“Acknowledging that work needs to be done is the easy part,” says Leaman. “Investing the necessary time to look at and break down the systemic hurdles, microaggressions, prejudices and stereotypes that exist within the business is where the real challenge lies. Education, training and clear communication are especially crucial so that every employee understands that diversity is a company priority, and why. As Boomers reach retirement age and Gen Z — the most racially diverse generation in history — becomes the dominant working generation, their expectations of how diversity and inclusion are treated will shape ongoing strategy and work culture. The effects of the pandemic will continue to shape labor trends, so retailers would be wise to stay nimble and strive for measurable change before the next disruption.”
“Accessibility and flexibility in the hiring process are factors that we, as a retailer, continue to improve to continue growing our diverse workforce,” notes SpartanNash’s Wright. “Our team has developed a more streamlined hiring process, investing in text-to-apply technology and other recruiting resources that help clearly communicate opportunities to potential candidates.”
She also points to “evolving recruitment efforts [as] an important part of continuing to grow a strong family of diverse associates,” such as new employment branding that features real employees.

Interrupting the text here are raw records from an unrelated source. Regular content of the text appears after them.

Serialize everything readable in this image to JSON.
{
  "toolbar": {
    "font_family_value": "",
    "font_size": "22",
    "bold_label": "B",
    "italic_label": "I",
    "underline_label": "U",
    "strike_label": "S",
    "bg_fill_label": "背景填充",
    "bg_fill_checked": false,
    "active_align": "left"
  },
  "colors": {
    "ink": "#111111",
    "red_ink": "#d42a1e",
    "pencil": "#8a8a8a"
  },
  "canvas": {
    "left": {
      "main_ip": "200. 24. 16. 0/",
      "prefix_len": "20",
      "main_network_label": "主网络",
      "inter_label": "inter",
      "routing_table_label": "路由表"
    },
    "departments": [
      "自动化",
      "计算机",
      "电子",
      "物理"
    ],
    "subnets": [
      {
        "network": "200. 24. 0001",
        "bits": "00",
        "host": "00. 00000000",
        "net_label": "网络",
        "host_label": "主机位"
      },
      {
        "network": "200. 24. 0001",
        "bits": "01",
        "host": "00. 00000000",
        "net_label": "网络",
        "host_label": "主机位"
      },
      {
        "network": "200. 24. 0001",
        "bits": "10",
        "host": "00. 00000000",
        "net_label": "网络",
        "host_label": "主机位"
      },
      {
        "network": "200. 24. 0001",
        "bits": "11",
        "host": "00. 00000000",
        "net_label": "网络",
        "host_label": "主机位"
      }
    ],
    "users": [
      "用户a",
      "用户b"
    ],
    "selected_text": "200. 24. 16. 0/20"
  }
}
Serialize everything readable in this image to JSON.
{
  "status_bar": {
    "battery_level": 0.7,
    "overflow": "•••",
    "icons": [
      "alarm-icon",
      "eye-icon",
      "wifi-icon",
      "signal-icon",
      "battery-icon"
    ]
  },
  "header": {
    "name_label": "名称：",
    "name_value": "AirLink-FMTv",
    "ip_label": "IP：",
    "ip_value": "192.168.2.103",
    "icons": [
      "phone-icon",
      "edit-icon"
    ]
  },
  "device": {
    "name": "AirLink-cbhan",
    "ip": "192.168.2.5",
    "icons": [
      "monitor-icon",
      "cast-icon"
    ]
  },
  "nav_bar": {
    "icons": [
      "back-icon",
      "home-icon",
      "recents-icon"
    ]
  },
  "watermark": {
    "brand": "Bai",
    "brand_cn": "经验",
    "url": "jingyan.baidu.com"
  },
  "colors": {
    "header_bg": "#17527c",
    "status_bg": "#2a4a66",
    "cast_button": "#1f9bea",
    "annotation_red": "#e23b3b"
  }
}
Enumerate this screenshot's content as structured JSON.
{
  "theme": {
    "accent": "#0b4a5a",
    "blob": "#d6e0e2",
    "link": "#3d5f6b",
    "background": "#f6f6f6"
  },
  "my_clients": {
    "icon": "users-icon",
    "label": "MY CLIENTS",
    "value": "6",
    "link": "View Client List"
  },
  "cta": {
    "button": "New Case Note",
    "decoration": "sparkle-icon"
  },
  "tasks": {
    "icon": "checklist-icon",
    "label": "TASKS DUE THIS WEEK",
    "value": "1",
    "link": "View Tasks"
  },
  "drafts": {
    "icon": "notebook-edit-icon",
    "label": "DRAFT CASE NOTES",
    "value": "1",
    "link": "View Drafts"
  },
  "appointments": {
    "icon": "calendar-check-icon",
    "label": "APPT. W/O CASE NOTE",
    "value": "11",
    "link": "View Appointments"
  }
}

“We cannot underestimate the importance of retailers mirroring their communities,” emphasizes Jones. “Statistics tell us the U.S. population is diversifying and changing, and as retailers, we must embrace and adapt to those changes. This will involve dedicated resources and initiatives, including educational programs and tracking statistics. Retailers must also recognize the value diverse employees bring to the table. When you talk about ‘diversity,’ you have to be clear that it is about so much more than one component. It’s about race, age, gender, religion, abilities, sexual orientation, ethnicity, marital status, language, culture, experiences, preferences and even the diversity of thought. It is realizing this, and respecting and appreciating the differences, that make a workplace truly great for everyone. In a world that is constantly evolving, retailers must be willing to adapt and evolve with it to be sustainable for the long term.”